**The input**
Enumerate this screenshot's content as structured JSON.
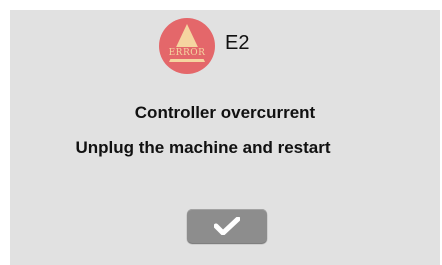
{
  "dialog": {
    "icon": "error-warning-icon",
    "icon_text": "ERROR",
    "error_code": "E2",
    "message_line1": "Controller overcurrent",
    "message_line2": "Unplug the machine and restart",
    "confirm_icon": "checkmark-icon"
  },
  "colors": {
    "panel_background": "#e1e1e1",
    "icon_circle": "#e4676a",
    "icon_symbol": "#f5d5a0",
    "button": "#8d8d8d"
  }
}
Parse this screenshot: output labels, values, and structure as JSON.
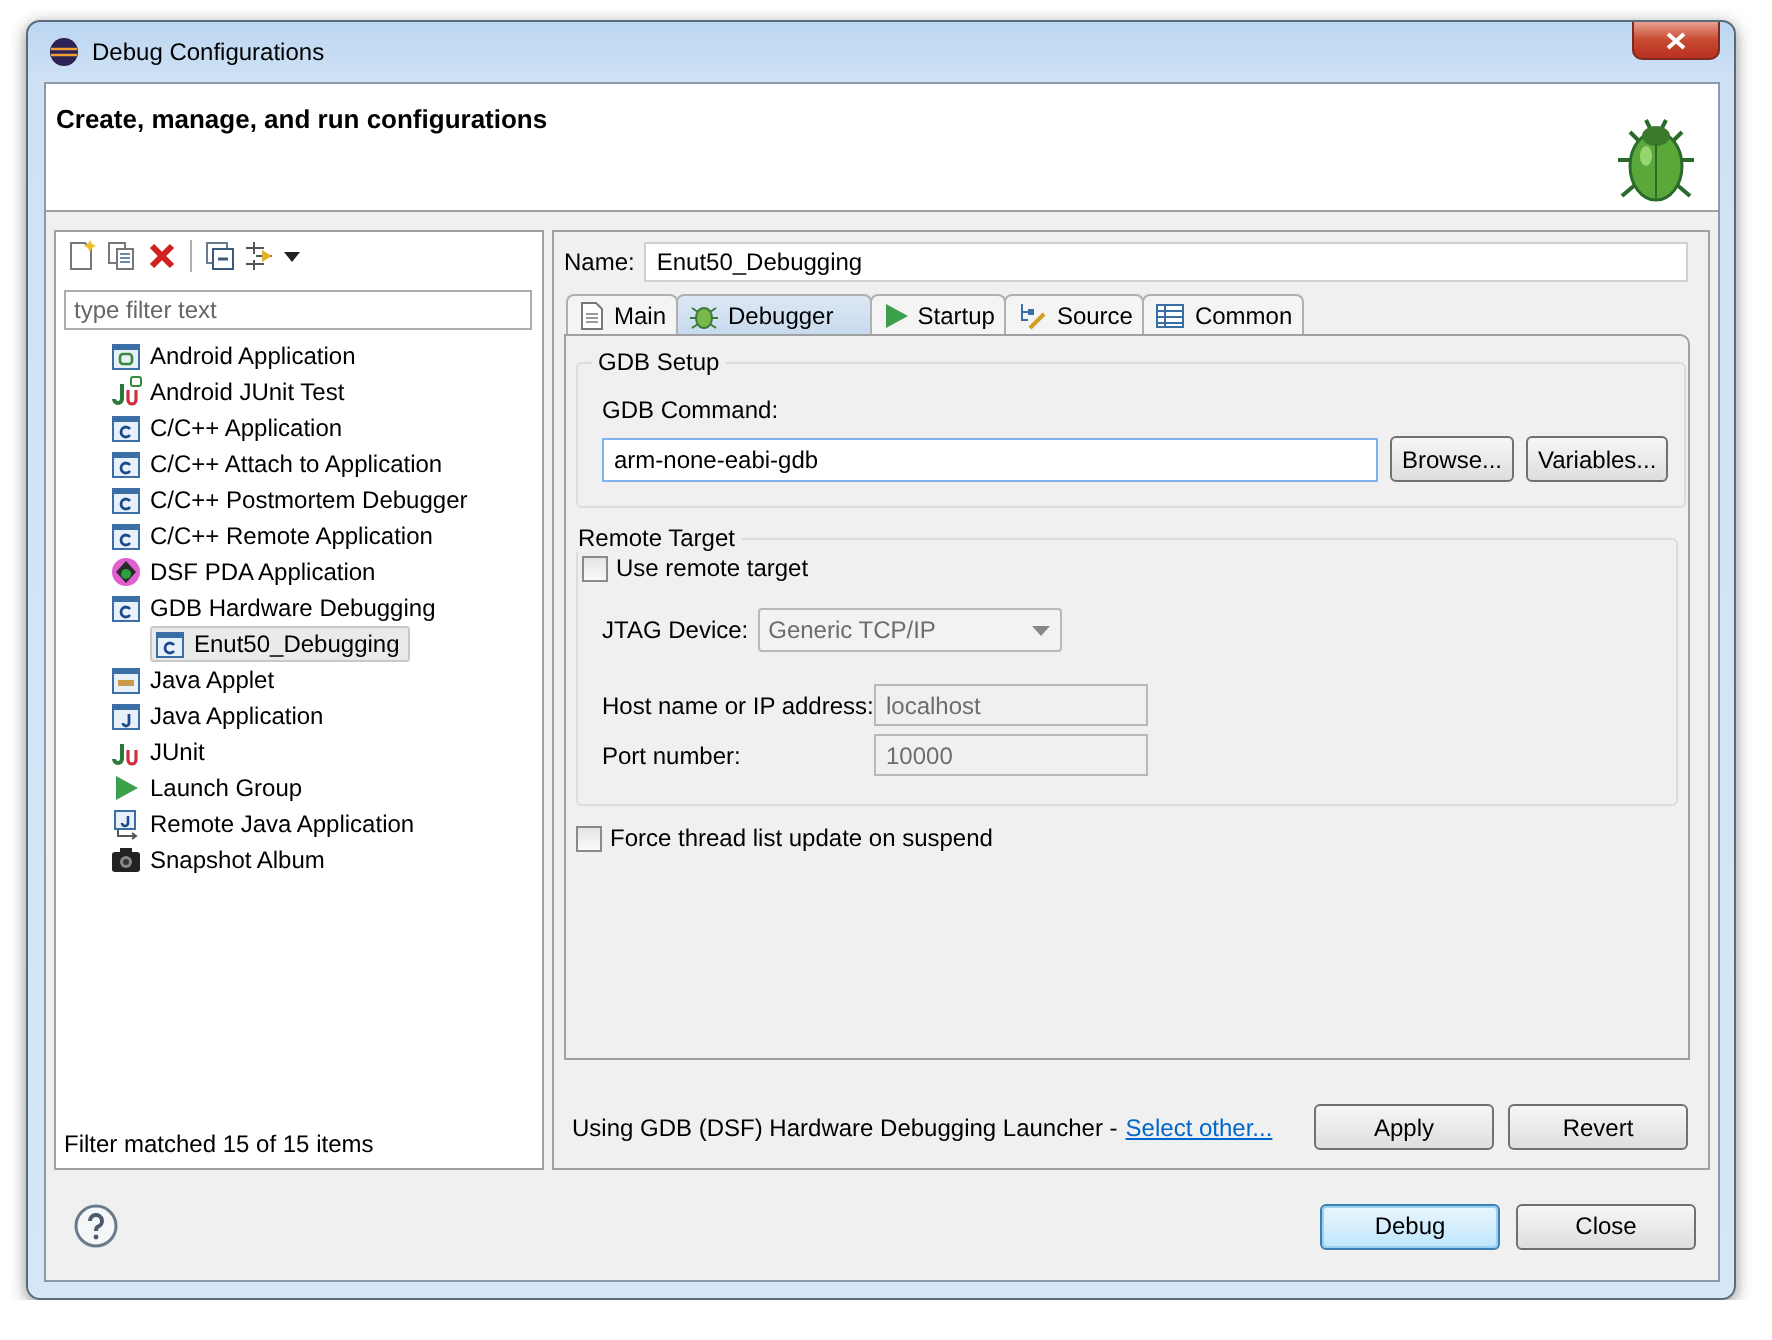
{
  "window": {
    "title": "Debug Configurations"
  },
  "header": {
    "message": "Create, manage, and run configurations"
  },
  "filter": {
    "placeholder": "type filter text"
  },
  "tree": [
    {
      "label": "Android Application",
      "kind": "android",
      "selected": false
    },
    {
      "label": "Android JUnit Test",
      "kind": "android-junit",
      "selected": false
    },
    {
      "label": "C/C++ Application",
      "kind": "c",
      "selected": false
    },
    {
      "label": "C/C++ Attach to Application",
      "kind": "c",
      "selected": false
    },
    {
      "label": "C/C++ Postmortem Debugger",
      "kind": "c",
      "selected": false
    },
    {
      "label": "C/C++ Remote Application",
      "kind": "c",
      "selected": false
    },
    {
      "label": "DSF PDA Application",
      "kind": "dsf",
      "selected": false
    },
    {
      "label": "GDB Hardware Debugging",
      "kind": "c",
      "selected": false,
      "children": [
        {
          "label": "Enut50_Debugging",
          "kind": "c",
          "selected": true
        }
      ]
    },
    {
      "label": "Java Applet",
      "kind": "applet",
      "selected": false
    },
    {
      "label": "Java Application",
      "kind": "java",
      "selected": false
    },
    {
      "label": "JUnit",
      "kind": "junit",
      "selected": false
    },
    {
      "label": "Launch Group",
      "kind": "launch",
      "selected": false
    },
    {
      "label": "Remote Java Application",
      "kind": "remote-java",
      "selected": false
    },
    {
      "label": "Snapshot Album",
      "kind": "camera",
      "selected": false
    }
  ],
  "filter_status": "Filter matched 15 of 15 items",
  "config": {
    "name_label": "Name:",
    "name": "Enut50_Debugging"
  },
  "tabs": [
    {
      "label": "Main",
      "kind": "main",
      "selected": false
    },
    {
      "label": "Debugger",
      "kind": "debugger",
      "selected": true
    },
    {
      "label": "Startup",
      "kind": "startup",
      "selected": false
    },
    {
      "label": "Source",
      "kind": "source",
      "selected": false
    },
    {
      "label": "Common",
      "kind": "common",
      "selected": false
    }
  ],
  "gdb_setup": {
    "title": "GDB Setup",
    "command_label": "GDB Command:",
    "command": "arm-none-eabi-gdb",
    "buttons": [
      "Browse...",
      "Variables..."
    ]
  },
  "remote_target": {
    "title": "Remote Target",
    "use_remote": {
      "label": "Use remote target",
      "checked": false
    },
    "jtag": {
      "label": "JTAG Device:",
      "value": "Generic TCP/IP",
      "disabled": true
    },
    "host": {
      "label": "Host name or IP address:",
      "value": "localhost",
      "disabled": true
    },
    "port": {
      "label": "Port number:",
      "value": "10000",
      "disabled": true
    }
  },
  "force_thread": {
    "label": "Force thread list update on suspend",
    "checked": false
  },
  "launcher": {
    "text": "Using GDB (DSF) Hardware Debugging Launcher -",
    "link": "Select other..."
  },
  "panel_buttons": [
    "Apply",
    "Revert"
  ],
  "dialog_buttons": [
    {
      "label": "Debug",
      "default": true
    },
    {
      "label": "Close",
      "default": false
    }
  ]
}
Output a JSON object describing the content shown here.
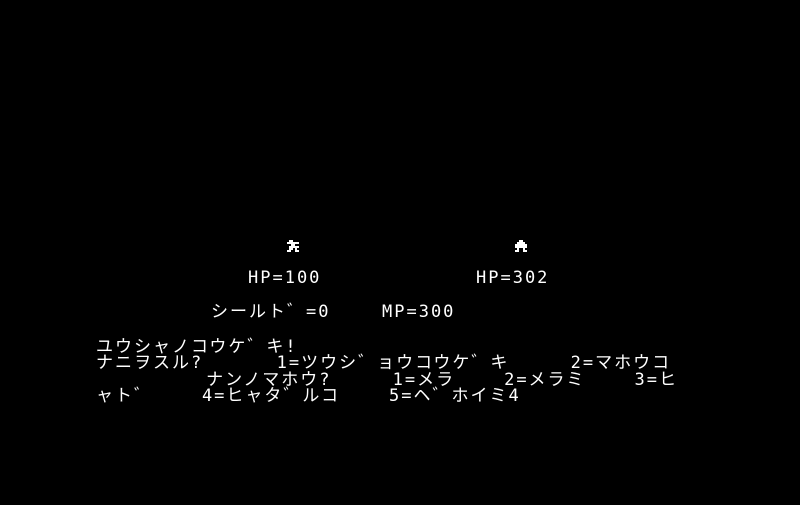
{
  "colors": {
    "background": "#000000",
    "text": "#ffffff"
  },
  "battle": {
    "hero": {
      "sprite": "hero-sprite-icon",
      "hp_text": "HP=100",
      "shield_text": "シールト゛=0",
      "mp_text": "MP=300"
    },
    "enemy": {
      "sprite": "enemy-sprite-icon",
      "hp_text": "HP=302"
    }
  },
  "message": {
    "line1": "ユウシャノコウケ゛キ!",
    "line2": "ナニヲスル?      1=ツウシ゛ョウコウケ゛キ     2=マホウコ",
    "line3": "         ナンノマホウ?     1=メラ    2=メラミ    3=ヒ",
    "line4": "ャト゛    4=ヒャタ゛ルコ    5=ヘ゛ホイミ4"
  }
}
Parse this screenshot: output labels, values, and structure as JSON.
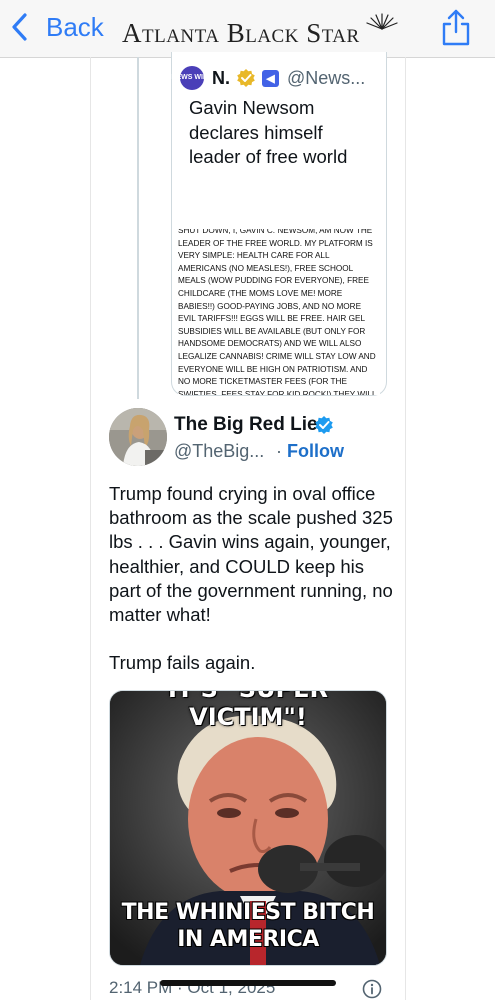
{
  "topbar": {
    "back_label": "Back",
    "brand": "Atlanta Black Star",
    "share_icon": "share-icon",
    "accent": "#2f7cf6"
  },
  "quoted_tweet": {
    "avatar_text": "NEWS WIRE",
    "name": "N.",
    "handle": "@News...",
    "title": "Gavin Newsom declares himself leader of free world",
    "image_text": "SHUT DOWN, I, GAVIN C. NEWSOM, AM NOW THE LEADER OF THE FREE WORLD. MY PLATFORM IS VERY SIMPLE: HEALTH CARE FOR ALL AMERICANS (NO MEASLES!), FREE SCHOOL MEALS (WOW PUDDING FOR EVERYONE), FREE CHILDCARE (THE MOMS LOVE ME! MORE BABIES!!) GOOD-PAYING JOBS, AND NO MORE EVIL TARIFFS!!! EGGS WILL BE FREE. HAIR GEL SUBSIDIES WILL BE AVAILABLE (BUT ONLY FOR HANDSOME DEMOCRATS) AND WE WILL ALSO LEGALIZE CANNABIS! CRIME WILL STAY LOW AND EVERYONE WILL BE HIGH ON PATRIOTISM. AND NO MORE TICKETMASTER FEES (FOR THE SWIFTIES, FEES STAY FOR KID ROCK!) THEY WILL CHANT USA! USA! BECAUSE WE WILL BE BACK AND “HOTTER” THAN EVER BEFORE. THANK YOU! — GCN"
  },
  "tweet": {
    "name": "The Big Red Lie",
    "handle": "@TheBig...",
    "separator": "·",
    "follow_label": "Follow",
    "text": "Trump found crying in oval office bathroom as the scale pushed 325 lbs . . . Gavin wins again, younger, healthier, and COULD keep his part of the government running, no matter what!\n\nTrump fails again.",
    "image_top_caption": "IT'S \"SUPER VICTIM\"!",
    "image_bottom_caption": "THE WHINIEST BITCH IN AMERICA",
    "timestamp": "2:14 PM · Oct 1, 2025"
  },
  "colors": {
    "link": "#1d6fc9",
    "verified": "#1d9bf0",
    "gold_badge": "#e8b829",
    "muted": "#536471"
  }
}
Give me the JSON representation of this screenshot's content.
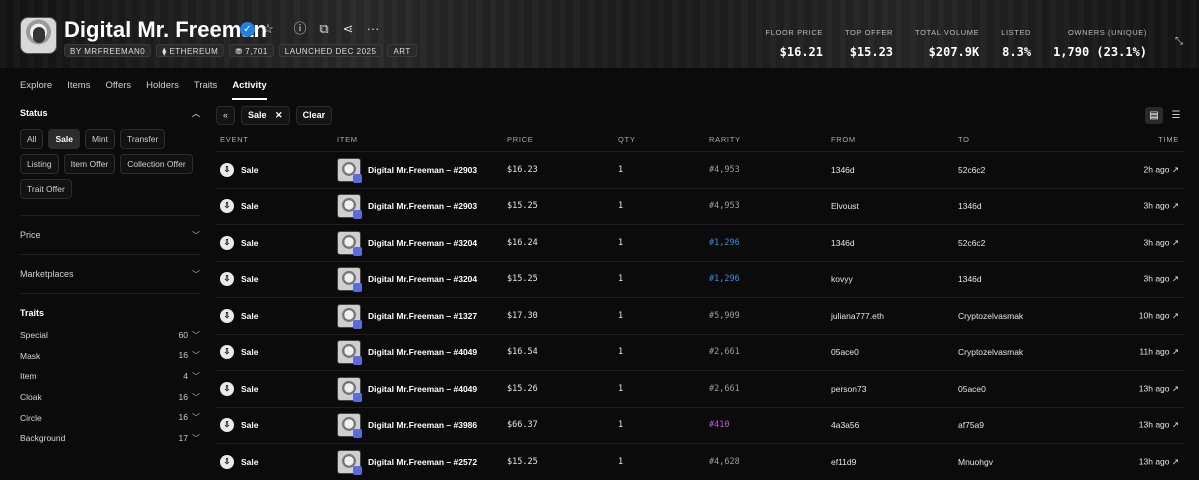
{
  "collection": {
    "name": "Digital Mr. Freeman",
    "chips": [
      "BY MRFREEMAN0",
      "⧫ ETHEREUM",
      "⛃ 7,701",
      "LAUNCHED DEC 2025",
      "ART"
    ]
  },
  "stats": [
    {
      "label": "FLOOR PRICE",
      "value": "$16.21"
    },
    {
      "label": "TOP OFFER",
      "value": "$15.23"
    },
    {
      "label": "TOTAL VOLUME",
      "value": "$207.9K"
    },
    {
      "label": "LISTED",
      "value": "8.3%"
    },
    {
      "label": "OWNERS (UNIQUE)",
      "value": "1,790 (23.1%)"
    }
  ],
  "tabs": [
    "Explore",
    "Items",
    "Offers",
    "Holders",
    "Traits",
    "Activity"
  ],
  "sidebar": {
    "status_title": "Status",
    "status_buttons": [
      "All",
      "Sale",
      "Mint",
      "Transfer",
      "Listing",
      "Item Offer",
      "Collection Offer",
      "Trait Offer"
    ],
    "price_title": "Price",
    "marketplaces_title": "Marketplaces",
    "traits_title": "Traits",
    "traits": [
      {
        "name": "Special",
        "count": "60"
      },
      {
        "name": "Mask",
        "count": "16"
      },
      {
        "name": "Item",
        "count": "4"
      },
      {
        "name": "Cloak",
        "count": "16"
      },
      {
        "name": "Circle",
        "count": "16"
      },
      {
        "name": "Background",
        "count": "17"
      }
    ]
  },
  "toolbar": {
    "collapse_icon": "«",
    "filter_chip": "Sale",
    "clear_label": "Clear"
  },
  "table": {
    "headers": [
      "EVENT",
      "ITEM",
      "PRICE",
      "QTY",
      "RARITY",
      "FROM",
      "TO",
      "TIME"
    ],
    "rows": [
      {
        "event": "Sale",
        "item": "Digital Mr.Freeman – #2903",
        "price": "$16.23",
        "qty": "1",
        "rarity": "#4,953",
        "rarity_color": "#9d9d9d",
        "from": "1346d",
        "to": "52c6c2",
        "time": "2h ago ↗"
      },
      {
        "event": "Sale",
        "item": "Digital Mr.Freeman – #2903",
        "price": "$15.25",
        "qty": "1",
        "rarity": "#4,953",
        "rarity_color": "#9d9d9d",
        "from": "Elvoust",
        "to": "1346d",
        "time": "3h ago ↗"
      },
      {
        "event": "Sale",
        "item": "Digital Mr.Freeman – #3204",
        "price": "$16.24",
        "qty": "1",
        "rarity": "#1,296",
        "rarity_color": "#2f8fe8",
        "from": "1346d",
        "to": "52c6c2",
        "time": "3h ago ↗"
      },
      {
        "event": "Sale",
        "item": "Digital Mr.Freeman – #3204",
        "price": "$15.25",
        "qty": "1",
        "rarity": "#1,296",
        "rarity_color": "#2f8fe8",
        "from": "kovyy",
        "to": "1346d",
        "time": "3h ago ↗"
      },
      {
        "event": "Sale",
        "item": "Digital Mr.Freeman – #1327",
        "price": "$17.30",
        "qty": "1",
        "rarity": "#5,909",
        "rarity_color": "#9d9d9d",
        "from": "juliana777.eth",
        "to": "Cryptozelvasmak",
        "time": "10h ago ↗"
      },
      {
        "event": "Sale",
        "item": "Digital Mr.Freeman – #4049",
        "price": "$16.54",
        "qty": "1",
        "rarity": "#2,661",
        "rarity_color": "#9d9d9d",
        "from": "05ace0",
        "to": "Cryptozelvasmak",
        "time": "11h ago ↗"
      },
      {
        "event": "Sale",
        "item": "Digital Mr.Freeman – #4049",
        "price": "$15.26",
        "qty": "1",
        "rarity": "#2,661",
        "rarity_color": "#9d9d9d",
        "from": "person73",
        "to": "05ace0",
        "time": "13h ago ↗"
      },
      {
        "event": "Sale",
        "item": "Digital Mr.Freeman – #3986",
        "price": "$66.37",
        "qty": "1",
        "rarity": "#410",
        "rarity_color": "#c454e6",
        "from": "4a3a56",
        "to": "af75a9",
        "time": "13h ago ↗"
      },
      {
        "event": "Sale",
        "item": "Digital Mr.Freeman – #2572",
        "price": "$15.25",
        "qty": "1",
        "rarity": "#4,628",
        "rarity_color": "#9d9d9d",
        "from": "ef11d9",
        "to": "Mnuohgv",
        "time": "13h ago ↗"
      }
    ]
  },
  "icons": {
    "verified": "verified-badge-icon",
    "star": "star-icon",
    "info": "info-icon",
    "copy": "copy-icon",
    "share": "share-icon",
    "more": "more-icon",
    "event": "sale-event-icon"
  }
}
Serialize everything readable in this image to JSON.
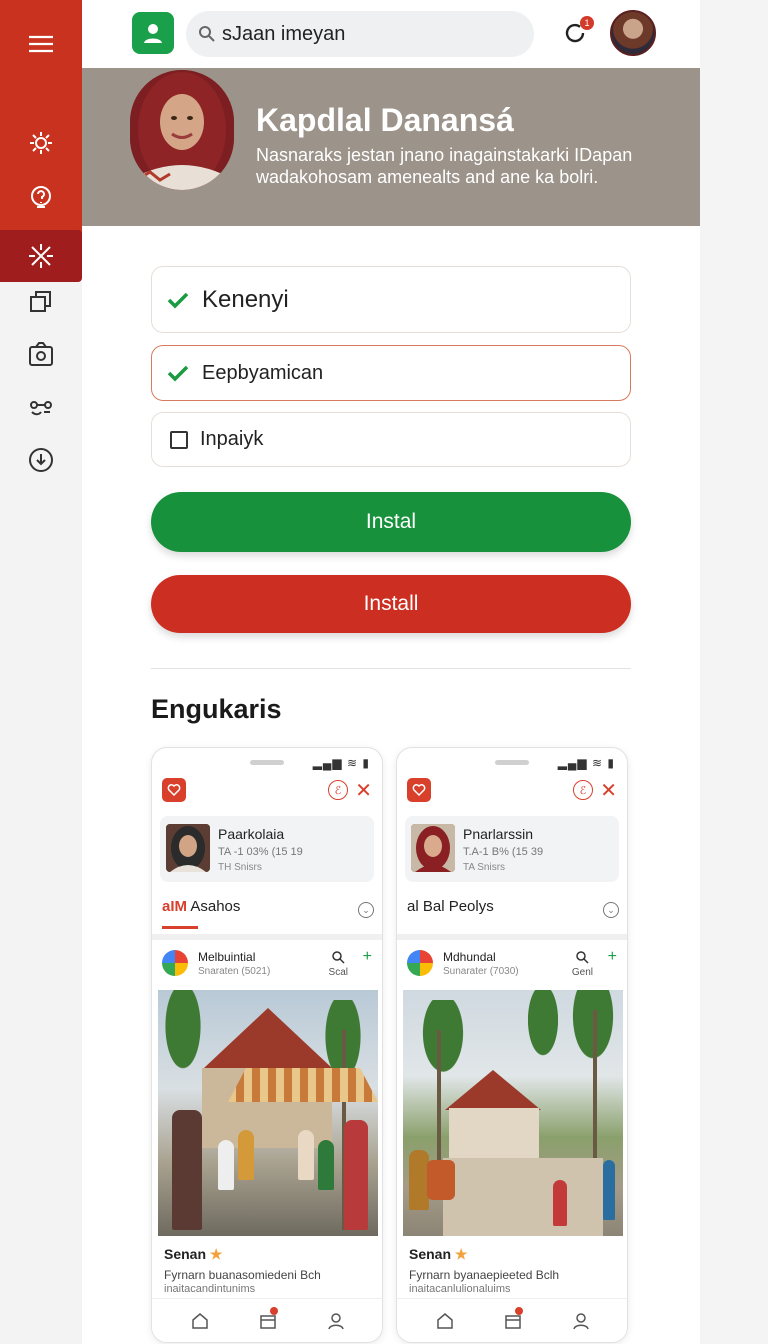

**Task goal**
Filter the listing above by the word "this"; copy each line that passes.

**Output of the exercise**
Enumerate this screenshot's content as structured JSON.
Parse this screenshot: output labels, values, and structure as JSON.
Parse this screenshot: output labels, values, and structure as JSON.
Give me the JSON representation of this screenshot's content.
Serialize everything readable in this image to JSON.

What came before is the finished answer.